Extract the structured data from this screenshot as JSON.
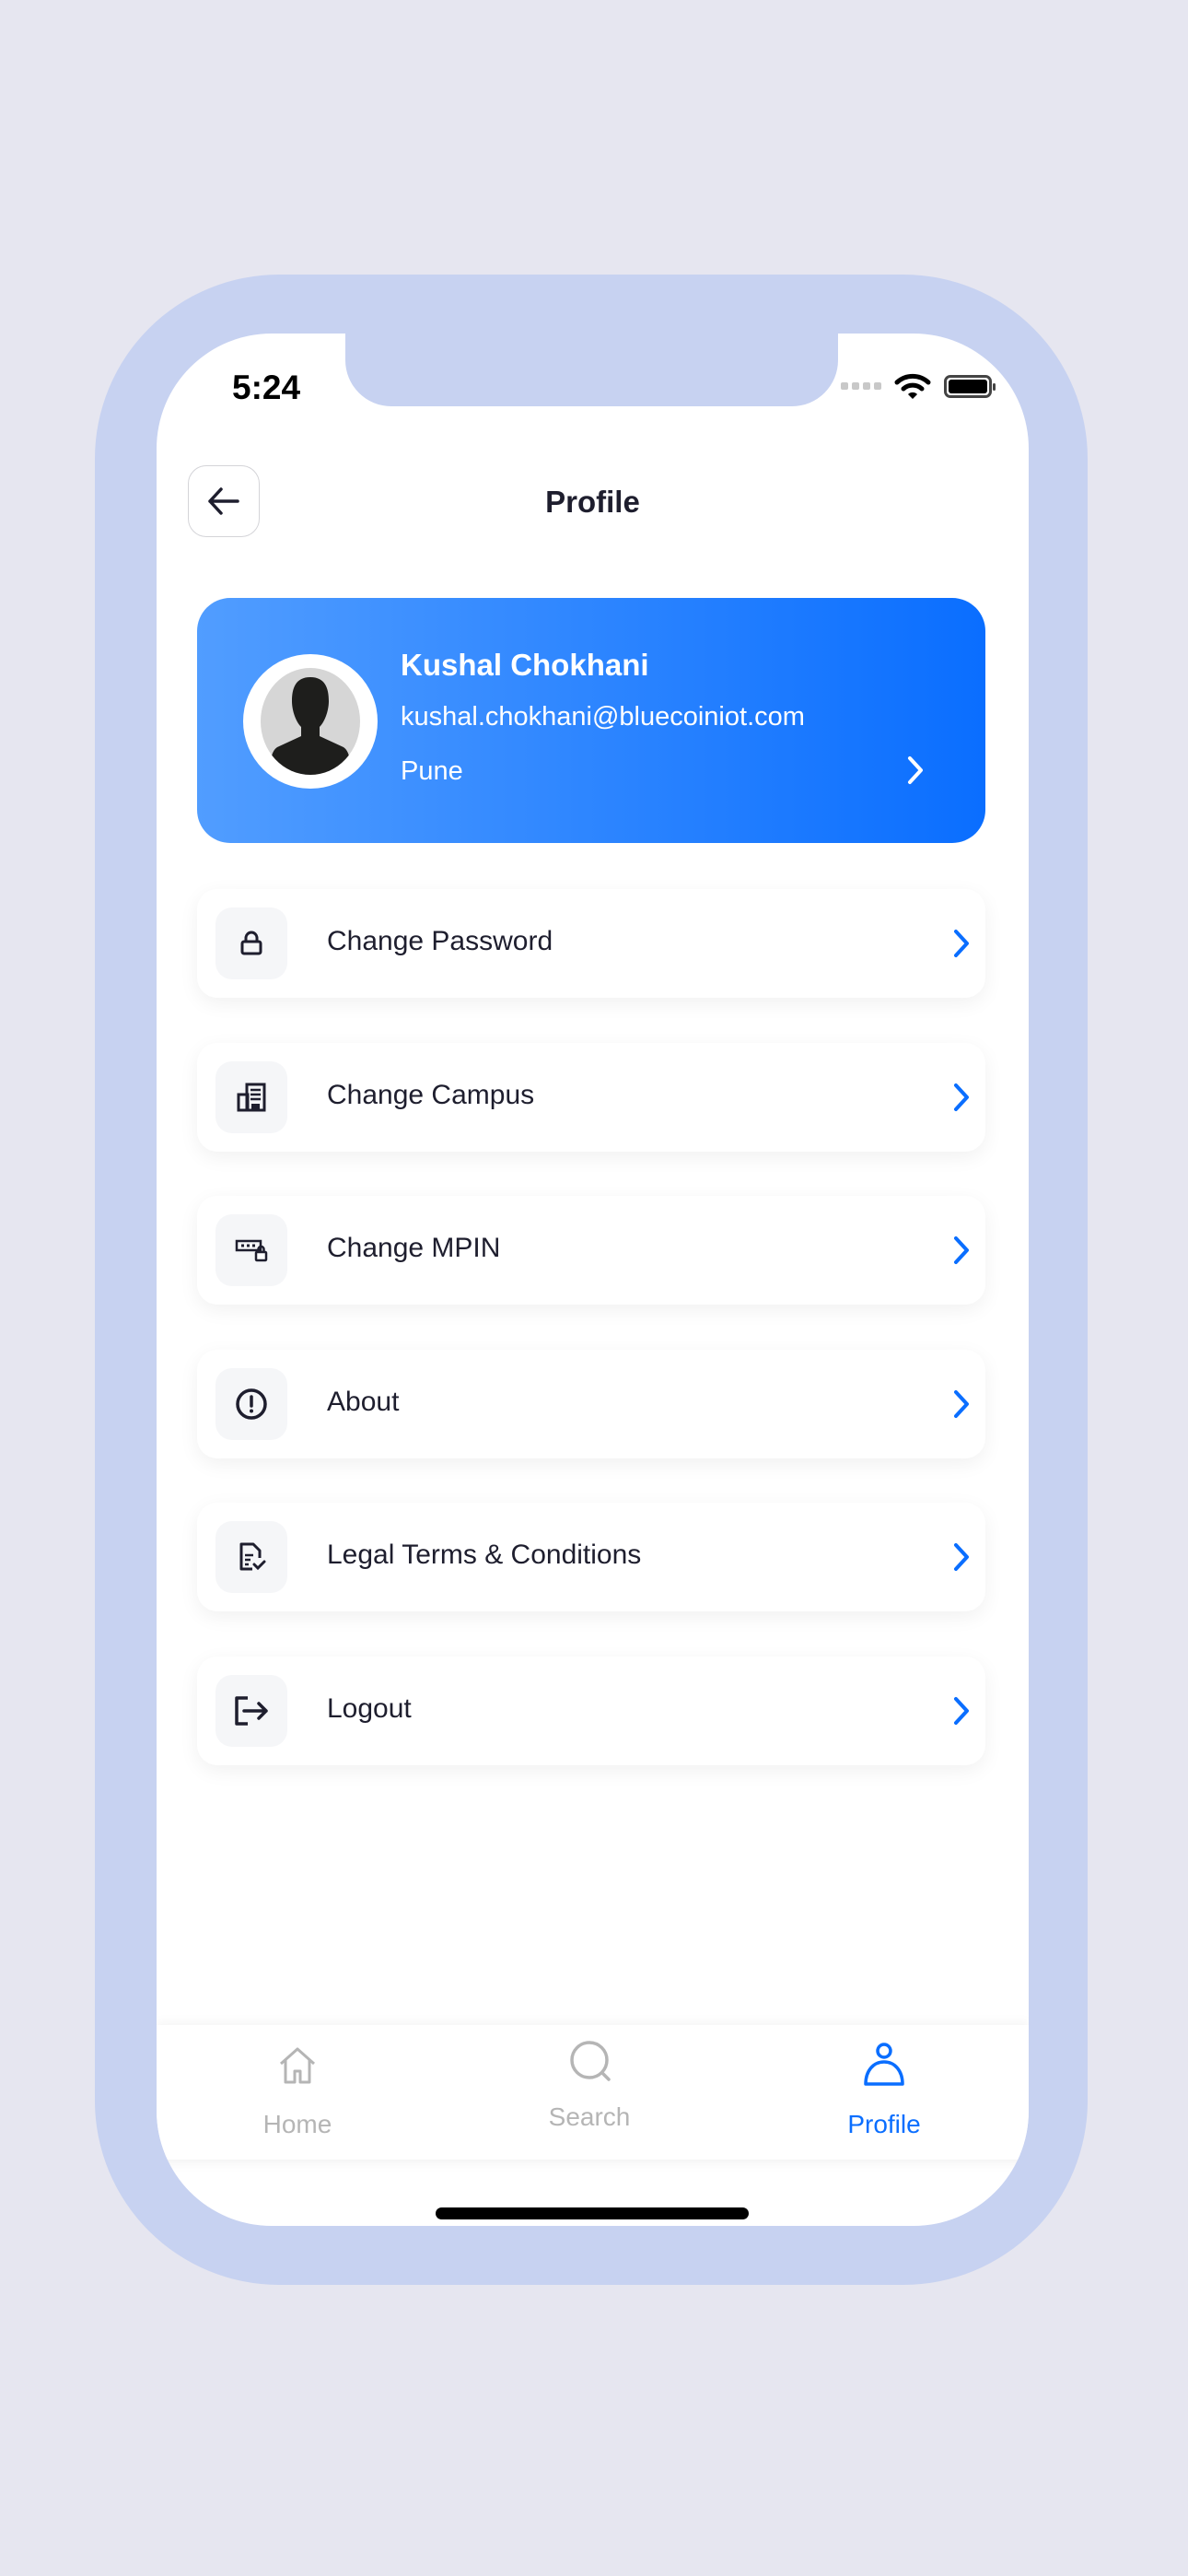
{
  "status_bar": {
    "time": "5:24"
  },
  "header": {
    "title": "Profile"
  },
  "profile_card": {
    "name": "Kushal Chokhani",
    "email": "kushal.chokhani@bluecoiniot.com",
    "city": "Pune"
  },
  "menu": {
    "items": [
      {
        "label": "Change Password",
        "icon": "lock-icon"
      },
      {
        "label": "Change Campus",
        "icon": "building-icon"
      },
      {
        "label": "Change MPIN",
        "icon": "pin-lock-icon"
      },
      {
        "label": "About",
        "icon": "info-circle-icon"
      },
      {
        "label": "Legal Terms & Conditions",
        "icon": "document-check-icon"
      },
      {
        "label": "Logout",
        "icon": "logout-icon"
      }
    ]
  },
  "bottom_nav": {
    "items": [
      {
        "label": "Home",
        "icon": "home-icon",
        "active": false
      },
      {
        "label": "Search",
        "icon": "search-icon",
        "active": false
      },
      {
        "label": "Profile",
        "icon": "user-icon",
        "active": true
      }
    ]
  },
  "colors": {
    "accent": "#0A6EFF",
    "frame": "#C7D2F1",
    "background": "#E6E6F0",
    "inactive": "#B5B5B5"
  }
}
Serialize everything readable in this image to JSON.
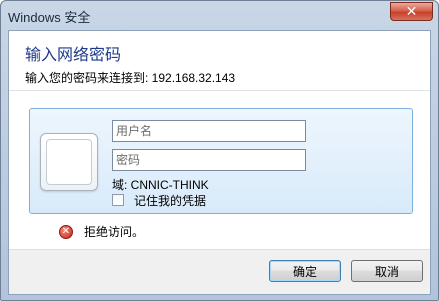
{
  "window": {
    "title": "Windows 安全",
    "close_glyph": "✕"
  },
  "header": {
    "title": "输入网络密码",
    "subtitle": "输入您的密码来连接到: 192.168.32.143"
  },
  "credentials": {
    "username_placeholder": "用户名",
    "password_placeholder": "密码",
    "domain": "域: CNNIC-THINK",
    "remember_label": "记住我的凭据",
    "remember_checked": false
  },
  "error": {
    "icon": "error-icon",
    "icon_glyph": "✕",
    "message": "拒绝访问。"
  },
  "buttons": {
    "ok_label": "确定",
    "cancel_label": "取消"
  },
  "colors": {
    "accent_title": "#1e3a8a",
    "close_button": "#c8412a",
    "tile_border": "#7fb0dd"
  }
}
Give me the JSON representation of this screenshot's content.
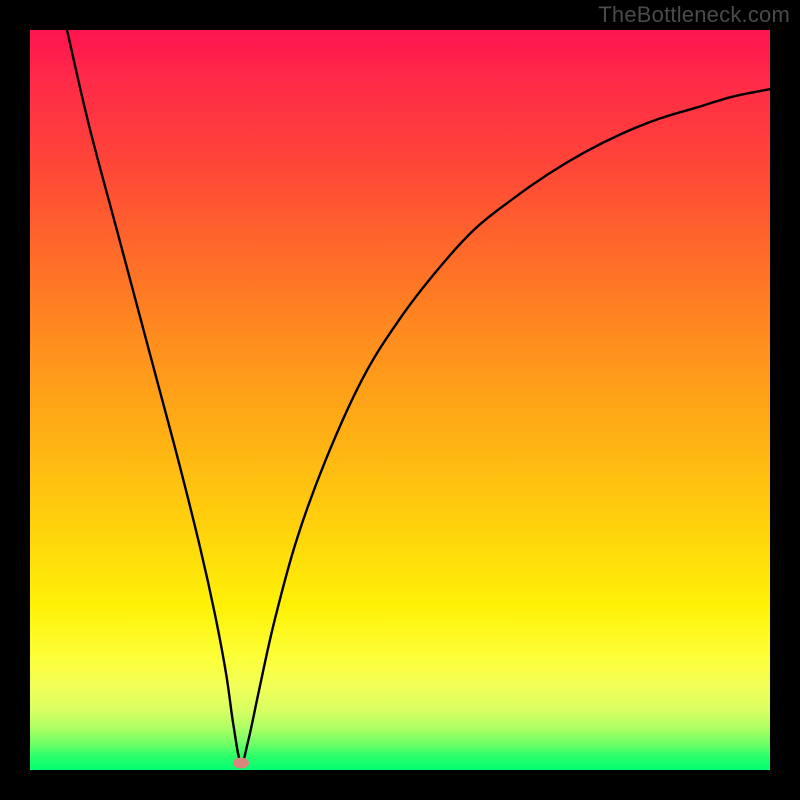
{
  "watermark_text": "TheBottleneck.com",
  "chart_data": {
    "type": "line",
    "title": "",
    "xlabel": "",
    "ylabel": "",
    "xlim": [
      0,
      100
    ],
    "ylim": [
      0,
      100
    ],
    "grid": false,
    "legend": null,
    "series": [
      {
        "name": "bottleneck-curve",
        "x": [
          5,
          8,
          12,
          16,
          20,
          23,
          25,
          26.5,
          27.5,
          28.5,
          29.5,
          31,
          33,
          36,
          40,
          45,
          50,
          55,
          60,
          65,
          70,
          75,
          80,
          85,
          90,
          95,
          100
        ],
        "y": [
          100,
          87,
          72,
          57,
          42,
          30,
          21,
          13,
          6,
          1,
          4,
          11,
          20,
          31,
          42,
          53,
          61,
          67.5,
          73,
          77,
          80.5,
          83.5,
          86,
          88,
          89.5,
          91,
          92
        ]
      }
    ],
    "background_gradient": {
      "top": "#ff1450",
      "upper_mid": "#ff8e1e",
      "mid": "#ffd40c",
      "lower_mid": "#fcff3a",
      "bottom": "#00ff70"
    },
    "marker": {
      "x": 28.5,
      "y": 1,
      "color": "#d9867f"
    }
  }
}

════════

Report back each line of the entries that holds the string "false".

* _Task result_
        "active": false
        "active": false
    "remember_checked": false
    "grid": false,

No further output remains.